"We went through such a long period of time where it was just booty-shaker songs, and now we've had our own little version of Hollywood here, I think," says Copperman, who took a wobbly first step in righting the ship by co-writing Keith Urban's "Female."

Kear, who most recently had a hand in Luke Bryan's hopeful new single "Most People Are Good," echoes Bentley's idea that "Woman, Amen" can be interpreted as a party song with a message. Its Imagine Dragons drums and huge "whoa whoa" refrain pop the cork, but the more somber lyrics take pains to praise women, especially the one who saved Bentley's "drifter's heart."

"In the context of historical country music, there has always been room for party songs. It's not like they suddenly became something you should steer away from," says Kear of today's songwriting trends. "Wanting to have a good time with a woman in a song or in real life has never been a bad thing. The way you talk about it might be shifting, and that is probably long overdue. If part of what is happening in our country as a whole is finding its way into the way songwriters lyrically approach the presentation of the message, great. That's going to be a good thing for everyone involved. It's going to make men more respectful. It's going to make women feel less objectified."

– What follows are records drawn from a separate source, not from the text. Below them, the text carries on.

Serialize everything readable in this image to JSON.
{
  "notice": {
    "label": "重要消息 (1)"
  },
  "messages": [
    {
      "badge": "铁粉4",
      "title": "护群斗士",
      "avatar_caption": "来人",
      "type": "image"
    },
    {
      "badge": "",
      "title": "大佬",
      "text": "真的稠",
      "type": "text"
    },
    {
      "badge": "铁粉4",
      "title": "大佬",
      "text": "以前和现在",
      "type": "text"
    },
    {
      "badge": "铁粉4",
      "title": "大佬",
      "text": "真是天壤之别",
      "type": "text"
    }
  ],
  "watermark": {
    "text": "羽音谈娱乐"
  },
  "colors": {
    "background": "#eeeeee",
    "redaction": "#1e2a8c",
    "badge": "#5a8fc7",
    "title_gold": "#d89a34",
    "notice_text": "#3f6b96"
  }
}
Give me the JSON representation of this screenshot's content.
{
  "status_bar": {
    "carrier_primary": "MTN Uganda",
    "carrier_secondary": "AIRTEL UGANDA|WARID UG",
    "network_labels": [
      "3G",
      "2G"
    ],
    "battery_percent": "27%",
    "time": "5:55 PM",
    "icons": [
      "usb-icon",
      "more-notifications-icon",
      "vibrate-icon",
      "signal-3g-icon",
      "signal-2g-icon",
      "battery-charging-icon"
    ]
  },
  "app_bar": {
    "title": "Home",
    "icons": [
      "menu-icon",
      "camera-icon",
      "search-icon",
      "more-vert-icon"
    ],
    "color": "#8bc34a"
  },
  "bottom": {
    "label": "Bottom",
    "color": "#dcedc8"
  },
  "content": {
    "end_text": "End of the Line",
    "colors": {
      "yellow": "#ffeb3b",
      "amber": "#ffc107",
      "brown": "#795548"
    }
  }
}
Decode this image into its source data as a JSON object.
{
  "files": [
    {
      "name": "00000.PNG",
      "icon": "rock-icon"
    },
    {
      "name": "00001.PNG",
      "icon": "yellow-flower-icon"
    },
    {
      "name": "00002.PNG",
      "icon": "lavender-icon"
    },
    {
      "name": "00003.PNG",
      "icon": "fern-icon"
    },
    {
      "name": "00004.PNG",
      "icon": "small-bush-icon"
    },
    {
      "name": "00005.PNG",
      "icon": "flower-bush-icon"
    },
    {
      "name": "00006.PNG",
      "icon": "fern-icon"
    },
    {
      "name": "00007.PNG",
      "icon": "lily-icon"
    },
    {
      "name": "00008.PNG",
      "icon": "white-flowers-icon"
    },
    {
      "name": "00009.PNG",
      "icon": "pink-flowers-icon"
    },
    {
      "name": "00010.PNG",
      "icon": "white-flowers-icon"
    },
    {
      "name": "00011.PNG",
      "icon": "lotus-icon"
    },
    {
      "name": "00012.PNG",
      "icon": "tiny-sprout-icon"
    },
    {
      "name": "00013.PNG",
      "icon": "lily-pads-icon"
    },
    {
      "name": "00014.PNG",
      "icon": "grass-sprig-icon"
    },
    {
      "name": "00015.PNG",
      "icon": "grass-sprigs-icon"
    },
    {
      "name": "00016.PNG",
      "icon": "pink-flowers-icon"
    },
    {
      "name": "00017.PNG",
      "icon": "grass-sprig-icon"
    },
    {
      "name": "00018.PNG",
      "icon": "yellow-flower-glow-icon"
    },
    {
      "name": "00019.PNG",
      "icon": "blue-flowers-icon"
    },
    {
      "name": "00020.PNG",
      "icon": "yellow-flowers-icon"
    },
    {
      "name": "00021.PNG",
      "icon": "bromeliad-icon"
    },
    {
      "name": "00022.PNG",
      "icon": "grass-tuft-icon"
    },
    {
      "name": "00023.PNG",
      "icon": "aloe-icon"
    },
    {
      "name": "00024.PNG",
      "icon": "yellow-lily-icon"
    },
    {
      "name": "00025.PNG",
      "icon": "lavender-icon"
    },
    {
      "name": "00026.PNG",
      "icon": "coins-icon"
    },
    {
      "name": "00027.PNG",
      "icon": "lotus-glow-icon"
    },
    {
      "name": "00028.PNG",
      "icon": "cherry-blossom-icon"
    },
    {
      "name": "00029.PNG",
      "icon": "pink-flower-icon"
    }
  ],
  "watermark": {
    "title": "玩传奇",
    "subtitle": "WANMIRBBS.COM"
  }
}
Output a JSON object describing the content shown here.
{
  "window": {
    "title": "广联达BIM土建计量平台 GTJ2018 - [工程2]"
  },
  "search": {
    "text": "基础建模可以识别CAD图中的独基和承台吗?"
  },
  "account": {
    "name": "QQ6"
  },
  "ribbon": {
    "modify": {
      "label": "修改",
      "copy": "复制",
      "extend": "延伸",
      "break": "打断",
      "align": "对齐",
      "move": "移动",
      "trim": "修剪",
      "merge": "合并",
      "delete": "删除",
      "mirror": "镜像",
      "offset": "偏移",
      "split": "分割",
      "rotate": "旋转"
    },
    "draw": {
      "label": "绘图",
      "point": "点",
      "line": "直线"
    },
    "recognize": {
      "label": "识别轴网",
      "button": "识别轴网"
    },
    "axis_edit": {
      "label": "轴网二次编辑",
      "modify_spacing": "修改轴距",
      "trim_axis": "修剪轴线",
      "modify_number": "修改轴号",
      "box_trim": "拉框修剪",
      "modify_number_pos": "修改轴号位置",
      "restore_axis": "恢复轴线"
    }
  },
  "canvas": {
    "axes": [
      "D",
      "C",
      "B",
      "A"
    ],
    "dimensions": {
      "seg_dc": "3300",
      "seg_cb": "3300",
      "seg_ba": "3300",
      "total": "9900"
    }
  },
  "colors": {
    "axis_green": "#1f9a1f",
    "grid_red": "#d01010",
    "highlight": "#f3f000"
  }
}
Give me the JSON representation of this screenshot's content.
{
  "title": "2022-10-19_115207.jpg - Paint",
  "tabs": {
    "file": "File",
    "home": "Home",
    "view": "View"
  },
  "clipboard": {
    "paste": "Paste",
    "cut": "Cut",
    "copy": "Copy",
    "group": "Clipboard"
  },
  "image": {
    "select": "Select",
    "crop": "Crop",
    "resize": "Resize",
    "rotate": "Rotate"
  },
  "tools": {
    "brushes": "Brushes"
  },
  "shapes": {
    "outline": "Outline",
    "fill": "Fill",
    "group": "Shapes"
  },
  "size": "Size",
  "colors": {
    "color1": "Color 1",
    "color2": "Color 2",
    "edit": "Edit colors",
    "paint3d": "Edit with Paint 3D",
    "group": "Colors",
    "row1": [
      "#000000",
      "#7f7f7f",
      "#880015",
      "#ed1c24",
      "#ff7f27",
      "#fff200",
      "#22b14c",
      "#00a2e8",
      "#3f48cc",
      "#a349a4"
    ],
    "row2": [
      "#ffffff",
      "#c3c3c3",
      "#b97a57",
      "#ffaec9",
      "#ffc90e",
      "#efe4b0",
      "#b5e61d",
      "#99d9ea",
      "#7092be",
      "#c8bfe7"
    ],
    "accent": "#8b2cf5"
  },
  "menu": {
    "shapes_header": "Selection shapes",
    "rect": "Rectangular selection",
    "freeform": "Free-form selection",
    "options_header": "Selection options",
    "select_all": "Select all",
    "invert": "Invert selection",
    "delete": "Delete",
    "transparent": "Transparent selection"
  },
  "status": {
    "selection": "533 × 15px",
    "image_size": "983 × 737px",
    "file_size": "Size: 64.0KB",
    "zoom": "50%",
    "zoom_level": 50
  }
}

Recorded in Telluride, Colorado, The Mountain, according to Bentley, mixes elements of his last album, the slick Black, with his 2010 bluegrass departure Up on the Ridge. While a track list has yet to be announced for the LP, due later this year, Bentley rattles off a number of highlights: "Living," about the difference between being alive and actually living life; the story of perseverance "Can't Bring Me Down"; and the introspective "Burning Man," which he's already been performing live.

"There are a lot of songs about hope and gratitude and feeling alive and feeling good," Bentley says, circling back to "Woman, Amen." It celebrates "that person in your life, who grows with you, and grounds you but also allows you to continue to grow. I feel like it's a good place to start off from before you jump into all these other themes. Where does that gratitude come from? For me it all starts at home."